The narrative within the ASEAN region is shifting, with the recognition that a successful energy transition is inextricably linked to the development of transmission infrastructure. Countries like Malaysia, Thailand, and Singapore have integrated APG into their national electricity development priorities, acknowledging that interconnectivity is not just beneficial but essential for achieving national climate targets and sustainable development goals.
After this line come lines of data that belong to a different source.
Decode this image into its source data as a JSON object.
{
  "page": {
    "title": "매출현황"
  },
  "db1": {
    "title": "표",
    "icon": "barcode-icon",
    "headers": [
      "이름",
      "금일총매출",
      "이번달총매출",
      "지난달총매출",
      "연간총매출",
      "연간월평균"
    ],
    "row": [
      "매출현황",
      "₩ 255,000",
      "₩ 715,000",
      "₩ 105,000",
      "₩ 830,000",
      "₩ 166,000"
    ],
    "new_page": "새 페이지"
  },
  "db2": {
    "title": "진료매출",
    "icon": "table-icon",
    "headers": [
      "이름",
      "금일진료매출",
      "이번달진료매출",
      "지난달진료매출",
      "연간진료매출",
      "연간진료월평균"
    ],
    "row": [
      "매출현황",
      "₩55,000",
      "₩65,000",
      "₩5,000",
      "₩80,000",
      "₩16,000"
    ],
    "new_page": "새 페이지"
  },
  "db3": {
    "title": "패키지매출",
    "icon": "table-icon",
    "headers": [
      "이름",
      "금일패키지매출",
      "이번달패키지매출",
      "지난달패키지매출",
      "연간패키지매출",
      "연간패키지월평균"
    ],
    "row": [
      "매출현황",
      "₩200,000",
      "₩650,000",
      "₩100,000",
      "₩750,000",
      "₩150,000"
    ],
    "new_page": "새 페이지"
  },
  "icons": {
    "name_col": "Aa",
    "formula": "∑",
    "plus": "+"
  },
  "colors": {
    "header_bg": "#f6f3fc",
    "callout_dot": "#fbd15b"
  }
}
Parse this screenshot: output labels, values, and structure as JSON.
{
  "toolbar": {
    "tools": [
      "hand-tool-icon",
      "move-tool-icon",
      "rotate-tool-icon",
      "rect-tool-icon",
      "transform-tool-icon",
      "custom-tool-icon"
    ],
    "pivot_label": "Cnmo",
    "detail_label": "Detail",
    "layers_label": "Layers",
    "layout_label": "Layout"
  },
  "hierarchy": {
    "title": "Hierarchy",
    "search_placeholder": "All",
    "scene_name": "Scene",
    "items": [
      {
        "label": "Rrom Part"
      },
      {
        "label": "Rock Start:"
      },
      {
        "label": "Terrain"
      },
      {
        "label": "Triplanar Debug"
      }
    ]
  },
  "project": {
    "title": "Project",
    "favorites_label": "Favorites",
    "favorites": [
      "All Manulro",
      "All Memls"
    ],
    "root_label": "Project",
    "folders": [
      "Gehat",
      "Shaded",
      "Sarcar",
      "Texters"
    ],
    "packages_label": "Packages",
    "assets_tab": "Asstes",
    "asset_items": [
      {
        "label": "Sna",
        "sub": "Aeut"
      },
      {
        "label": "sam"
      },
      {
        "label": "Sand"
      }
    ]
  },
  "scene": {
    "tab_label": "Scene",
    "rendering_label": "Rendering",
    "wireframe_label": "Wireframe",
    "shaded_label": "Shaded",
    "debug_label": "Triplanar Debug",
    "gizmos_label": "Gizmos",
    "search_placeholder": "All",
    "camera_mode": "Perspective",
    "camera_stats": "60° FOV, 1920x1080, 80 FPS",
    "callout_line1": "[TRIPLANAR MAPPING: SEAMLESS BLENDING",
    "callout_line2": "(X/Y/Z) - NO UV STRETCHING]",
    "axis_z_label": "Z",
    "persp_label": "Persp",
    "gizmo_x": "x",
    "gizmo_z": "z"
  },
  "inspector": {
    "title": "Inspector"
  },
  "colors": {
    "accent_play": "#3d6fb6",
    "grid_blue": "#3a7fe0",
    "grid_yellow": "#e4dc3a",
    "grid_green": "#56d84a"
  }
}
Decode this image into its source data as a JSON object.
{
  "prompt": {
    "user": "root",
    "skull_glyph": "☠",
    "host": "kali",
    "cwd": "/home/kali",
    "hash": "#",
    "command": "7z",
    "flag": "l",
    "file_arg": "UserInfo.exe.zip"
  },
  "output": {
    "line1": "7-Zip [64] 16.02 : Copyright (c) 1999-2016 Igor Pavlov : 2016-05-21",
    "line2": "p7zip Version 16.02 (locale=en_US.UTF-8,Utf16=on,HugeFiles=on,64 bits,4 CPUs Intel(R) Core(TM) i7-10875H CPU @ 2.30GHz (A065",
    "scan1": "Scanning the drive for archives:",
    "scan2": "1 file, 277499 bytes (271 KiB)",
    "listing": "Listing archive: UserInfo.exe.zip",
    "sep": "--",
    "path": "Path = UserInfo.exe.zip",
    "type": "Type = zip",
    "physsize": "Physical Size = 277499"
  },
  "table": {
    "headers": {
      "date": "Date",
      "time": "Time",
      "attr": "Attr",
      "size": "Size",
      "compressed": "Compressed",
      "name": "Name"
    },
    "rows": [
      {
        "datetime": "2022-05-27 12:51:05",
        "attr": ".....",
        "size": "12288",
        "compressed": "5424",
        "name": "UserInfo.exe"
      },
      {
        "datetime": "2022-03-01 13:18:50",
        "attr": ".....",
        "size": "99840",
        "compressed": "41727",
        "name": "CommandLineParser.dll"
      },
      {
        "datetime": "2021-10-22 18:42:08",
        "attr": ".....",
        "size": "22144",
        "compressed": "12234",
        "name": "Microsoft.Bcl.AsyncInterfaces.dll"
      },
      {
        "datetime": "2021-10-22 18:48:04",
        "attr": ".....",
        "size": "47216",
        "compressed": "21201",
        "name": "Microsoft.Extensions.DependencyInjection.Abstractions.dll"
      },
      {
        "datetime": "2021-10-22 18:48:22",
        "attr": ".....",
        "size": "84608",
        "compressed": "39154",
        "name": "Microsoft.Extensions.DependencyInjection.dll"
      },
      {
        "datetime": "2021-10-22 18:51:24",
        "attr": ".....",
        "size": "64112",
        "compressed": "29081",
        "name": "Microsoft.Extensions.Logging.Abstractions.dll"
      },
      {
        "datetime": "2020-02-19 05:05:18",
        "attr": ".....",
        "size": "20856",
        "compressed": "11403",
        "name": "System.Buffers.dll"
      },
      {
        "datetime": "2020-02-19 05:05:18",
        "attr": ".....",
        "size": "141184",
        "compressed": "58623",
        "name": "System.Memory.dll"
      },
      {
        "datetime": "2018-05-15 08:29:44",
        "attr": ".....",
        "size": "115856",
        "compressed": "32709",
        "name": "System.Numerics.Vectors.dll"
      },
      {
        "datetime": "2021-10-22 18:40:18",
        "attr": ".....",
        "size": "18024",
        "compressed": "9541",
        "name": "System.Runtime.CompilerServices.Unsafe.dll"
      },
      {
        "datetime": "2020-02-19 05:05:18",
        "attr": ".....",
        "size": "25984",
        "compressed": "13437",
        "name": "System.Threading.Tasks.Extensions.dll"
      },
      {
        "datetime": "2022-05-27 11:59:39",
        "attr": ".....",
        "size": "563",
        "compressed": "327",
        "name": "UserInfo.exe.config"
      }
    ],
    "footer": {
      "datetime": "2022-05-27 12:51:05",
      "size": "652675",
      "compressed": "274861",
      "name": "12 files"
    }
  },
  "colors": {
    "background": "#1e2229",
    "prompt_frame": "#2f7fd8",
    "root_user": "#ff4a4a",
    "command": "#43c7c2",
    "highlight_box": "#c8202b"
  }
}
The extension of the Memorandum of Understanding (MOU) on the ASEAN Power Grid (APG) until 2025, with plans for a successor agreement, underscores the region's long-term commitment to the APG vision. This strategic direction, bolstered by priorities of the Lao PDR, in its role as the ASEAN Chair during 2024, demonstrates the priority being placed on interconnectivity and resilience of the power grid. The establishment of a project catalogue for priority interconnections is a further manifestation of the APG  implementation plan.

For Southeast Asia, the Energy Transition facilitated by power interconnectivity is not merely an option but an imperative. The APG initiative is a bold step forward, but its success hinges on continued commitment, investment, and collaboration among ASEAN nations and their partners.

As we look to the future, the vision is clear: a seamlessly interconnected Southeast Asian energy grid, powering the region's sustainable development. It's a vision that promises not just environmental stewardship but economic prosperity and energy security for generations to come.

Collaboration to Build Strength

The role of our organization, the ASEAN Centre for Energy (ACE) as a catalyst, think-tank, and knowledge hub is instrumental in advancing the objectives of the APG. Through conducting essential technical studies, facilitating stakeholder consultations, and fostering cooperation among ASEAN stakeholders and international partners, ACE is pivotal in translating the vision of APG into reality.

In its work on the APG, ACE is privileged to have strong collaborative relationships with key partners such as the Southeast Asia Energy Transition Partnership (ETP); GIZ’s Clean Affordable and Secure Energy for Southeast Asia project; the Economic Research Institute for ASEAN and East Asia (ERIA), the Asian Development Bank, the World Bank, the US Agency for International Development (USAID), and the US Trade and Development Agency (USTDA) and many other potential upcoming partners.

In conclusion, power interconnectivity is the linchpin of Southeast Asia's energy transition. It encapsulates the region's collective journey towards a sustainable, secure, and prosperous energy future.  As ASEAN nations forge ahead, the APG initiative will continue to be a key pillar of the Energy Transition in Southeast Asia, demonstrating that collective action and interconnectivity are not just strategic imperatives but essential pathways to a greener future.

[1] Matthew Wittenstein, Section Chief, Energy Connectivity, UN ESCAP. Presentation at Launch of a New USAID/WWF Mekong for the Future Report “Towards a Green and Inclusive Power Sector in the Greater Mekong Subregion”. Coral Life Building, Bangkok. 7 February 2024.

[2] Findings of ASEAN Interconnection Masterplan Study (AIMS) III under ASEAN RE Target scenario

[3] At the 41st ASEAN Ministers on Energy Meeting (AMEM), ASEAN Ministers welcomed the continuing initiatives to enhance the region’s power systems through the APG and commended initiatives to further expand MPT in the region including the BIMP-PIP initiative.